Using the above equation (1) to calculate the total flow rate Sa means to assume the flow rate of an intake passage provided with an air flow sensor detected as abnormal to be the flow rate of an intake passage provided with a normally operating air flow sensor (in another embodiment, if there are a plurality of intake passages provided with normally operating air flow sensors, the average value of the flow rates of these intake passages) to calculate the total flow rate Sa. In this embodiment, in the final analysis, the intake air flow rate Ga is found based on this assumption.

When the total flow rate Sa is found at step 205, the routine proceeds to step 207, where in the same way as in the above step 107, the total flow rate Sa is corrected considering the intake pulsation and the intake drift. The processing performed at steps 209, 211, and 213 after this is the same as the processing performed at the above-mentioned steps 109, 111, and 113, so the explanation will be omitted here.

As clear from the above explanation, according to the present embodiment, even if some air flow sensors become abnormal, it is possible to find a substantially accurate intake air flow rate.

Note that above, the explanation was given of the case of two intake passages upstream of a single throttle valve and provision of air flow sensors in these intake passages as an embodiment, but the invention is not limited to this. The invention may also be applied to the case of more than two intake passages upstream of a single throttle valve and provision of air flow sensors in these intake passages.

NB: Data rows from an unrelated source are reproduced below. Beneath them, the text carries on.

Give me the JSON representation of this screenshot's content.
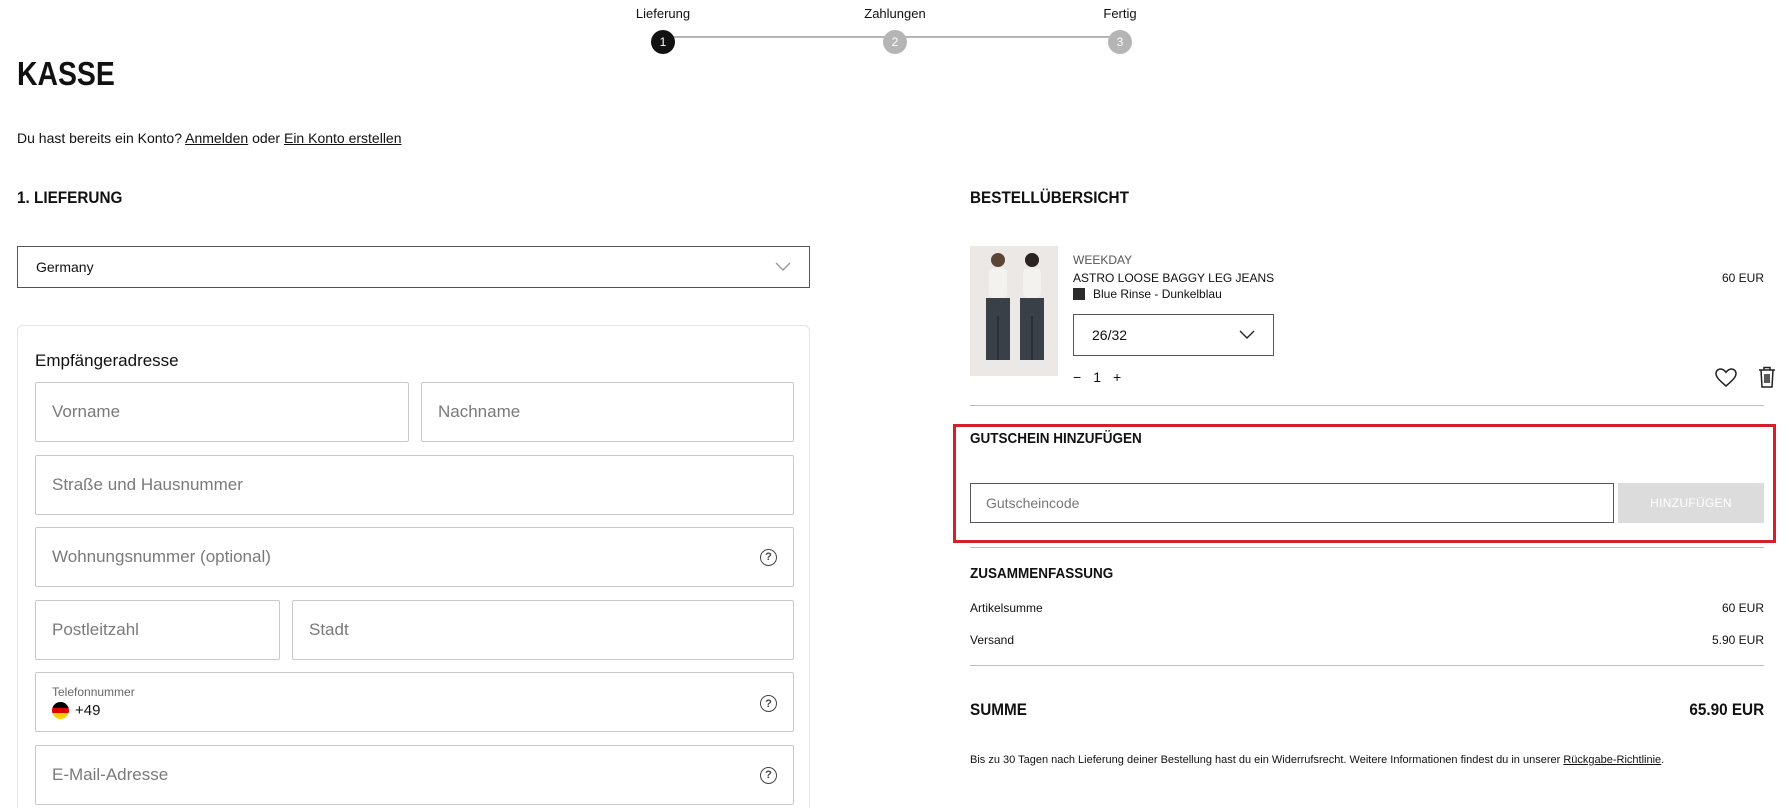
{
  "stepper": {
    "steps": [
      {
        "label": "Lieferung",
        "number": "1",
        "state": "active"
      },
      {
        "label": "Zahlungen",
        "number": "2",
        "state": "inactive"
      },
      {
        "label": "Fertig",
        "number": "3",
        "state": "inactive"
      }
    ]
  },
  "page": {
    "title": "KASSE",
    "account_prompt": "Du hast bereits ein Konto?",
    "login_link": "Anmelden",
    "or_text": "oder",
    "register_link": "Ein Konto erstellen"
  },
  "delivery": {
    "heading": "1. LIEFERUNG",
    "country_value": "Germany",
    "address_card": {
      "title": "Empfängeradresse",
      "first_name_placeholder": "Vorname",
      "last_name_placeholder": "Nachname",
      "street_placeholder": "Straße und Hausnummer",
      "apartment_placeholder": "Wohnungsnummer (optional)",
      "postal_code_placeholder": "Postleitzahl",
      "city_placeholder": "Stadt",
      "phone_label": "Telefonnummer",
      "phone_prefix": "+49",
      "email_placeholder": "E-Mail-Adresse"
    }
  },
  "order_summary": {
    "heading": "BESTELLÜBERSICHT",
    "item": {
      "brand": "WEEKDAY",
      "name": "ASTRO LOOSE BAGGY LEG JEANS",
      "price": "60 EUR",
      "color": "Blue Rinse - Dunkelblau",
      "swatch_color": "#2b2b2b",
      "size": "26/32",
      "quantity": "1",
      "minus": "−",
      "plus": "+"
    },
    "coupon": {
      "heading": "GUTSCHEIN HINZUFÜGEN",
      "placeholder": "Gutscheincode",
      "button_label": "HINZUFÜGEN",
      "highlight_color": "#d3202b"
    },
    "totals": {
      "heading": "ZUSAMMENFASSUNG",
      "subtotal_label": "Artikelsumme",
      "subtotal_value": "60 EUR",
      "shipping_label": "Versand",
      "shipping_value": "5.90 EUR",
      "total_label": "SUMME",
      "total_value": "65.90 EUR"
    },
    "return_note": "Bis zu 30 Tagen nach Lieferung deiner Bestellung hast du ein Widerrufsrecht. Weitere Informationen findest du in unserer",
    "return_link": "Rückgabe-Richtlinie",
    "return_suffix": "."
  }
}
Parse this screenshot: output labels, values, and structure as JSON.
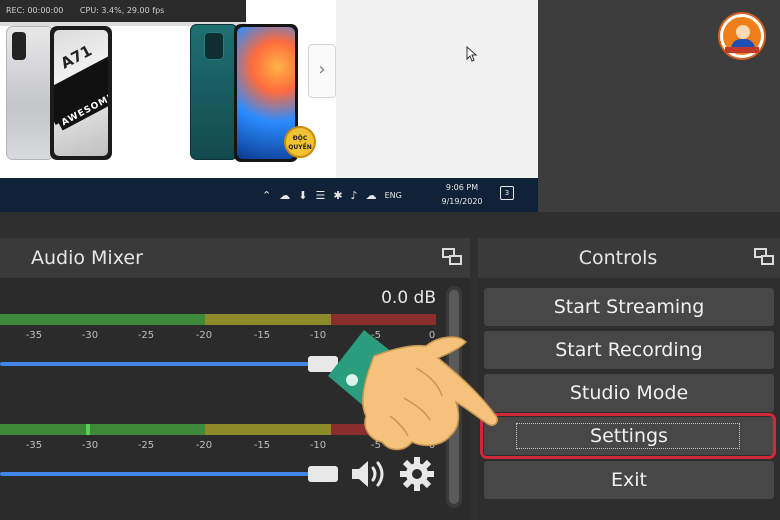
{
  "preview": {
    "stats": [
      "REC: 00:00:00",
      "CPU: 3.4%, 29.00 fps"
    ],
    "next_arrow": "›",
    "badge_text": "ĐỘC\nQUYỀN",
    "phone_model": "A71",
    "phone_slogan": "AWESOME"
  },
  "taskbar": {
    "language": "ENG",
    "time": "9:06 PM",
    "date": "9/19/2020",
    "notifications": "3"
  },
  "audio_mixer": {
    "title": "Audio Mixer",
    "readout": "0.0 dB",
    "ticks": [
      "-35",
      "-30",
      "-25",
      "-20",
      "-15",
      "-10",
      "-5",
      "0"
    ],
    "channels": [
      {
        "level": 0.0,
        "volume": 0.93
      },
      {
        "level": 0.2,
        "volume": 0.93
      }
    ]
  },
  "controls": {
    "title": "Controls",
    "buttons": [
      "Start Streaming",
      "Start Recording",
      "Studio Mode",
      "Settings",
      "Exit"
    ]
  },
  "icons": [
    "float-dock-icon",
    "speaker-icon",
    "gear-icon",
    "pointing-hand-icon",
    "site-logo"
  ]
}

Further, to simplify the control, the processings from the processing for correcting for the effects of the intake pulsation and intake drift in the above embodiments (that is, step 107 or step 207) may be omitted and the total flow rate Sa used as the intake air flow rate Ga as it is.

Further, regarding occurrence of back flow, it is also possible to apply known back flow detection art and back flow ratio detection art to the above embodiments so as to find a more accurate intake air flow rate Ga at the time of occurrence of back flow.

While the invention has been described with reference to specific embodiments chosen for purpose of illustration, it should be apparent that numerous modifications could be made thereto by those skilled in the art without departing from the basic concept and scope of the invention.

Patent Citations
Cited PatentFiling datePublication dateApplicantTitle
US5186044 *Feb 1, 1991Feb 16, 1993Hitachi, Ltd.Air flow rate measuring device for an internal combustion engine
US5515828 *Dec 14, 1994May 14, 1996Ford Motor CompanyMethod and apparatus for air-fuel ratio and torque control for an internal combustion engine
US6644104Aug 10, 2001Nov 11, 2003Toyota Jidosha Kabushiki KaishaIntake air-flow rate detecting apparatus and detecting method of internal combustion engine
US7099767 *Oct 24, 2005Aug 29, 2006Toyota Jidosha Kabushiki KaishaControl device for internal combustion engine
US20060089780 *Oct 24, 2005Apr 27, 2006Toyota Jidosha Kabushiki KaishaControl device for internal combustion engine
JP2000320391A Title not available
JP2002097994A Title not available
Referenced by
Citing PatentFiling datePublication dateApplicantTitle
US7596991 *Jun 28, 2007Oct 6, 2009Gm Global Technology Operations, Inc.Multiple path air mass flow sensor assembly
US8473182 *Dec 9, 2010Jun 25, 2013Hitachi, Ltd.Internal combustion engine control device
US8677748 *Jun 3, 2011Mar 25, 2014Cummins Inc.Fresh air flow estimation
US20120137678 *Jun 3, 2011Jun 7, 2012Indranil BrahmaFresh air flow estimation
US20120290193 *Dec 9, 2010Nov 15, 2012Hitachi, Ltd.Internal Combustion Engine Control Device
Classifications
U.S. Classification73/114.34
International ClassificationF02D45/00, F02D41/18
Cooperative ClassificationF02D2200/0414, F02D41/18, F02D41/222, F02D41/00
European ClassificationF02D41/18, F02D41/22D
Legal Events
DateCodeEventDescription
Jun 11, 2014FPAYFee payment
Year of fee payment: 8
Jun 9, 2010FPAYFee payment
Year of fee payment: 4
Dec 12, 2005ASAssignment
Owner name: DENSO CORPORATION, JAPAN
Owner name: TOYOTA JIDOSHA KABUSHIKI KAISHA, JAPAN
Free format text: ASSIGNMENT OF ASSIGNORS INTEREST;ASSIGNORS:MUTO, HARUFUMI;FURUKAWA, SATOSHI;MAEDA, NAOKI;REEL/FRAME:017114/0001;SIGNING DATES FROM 20050907 TO 20051010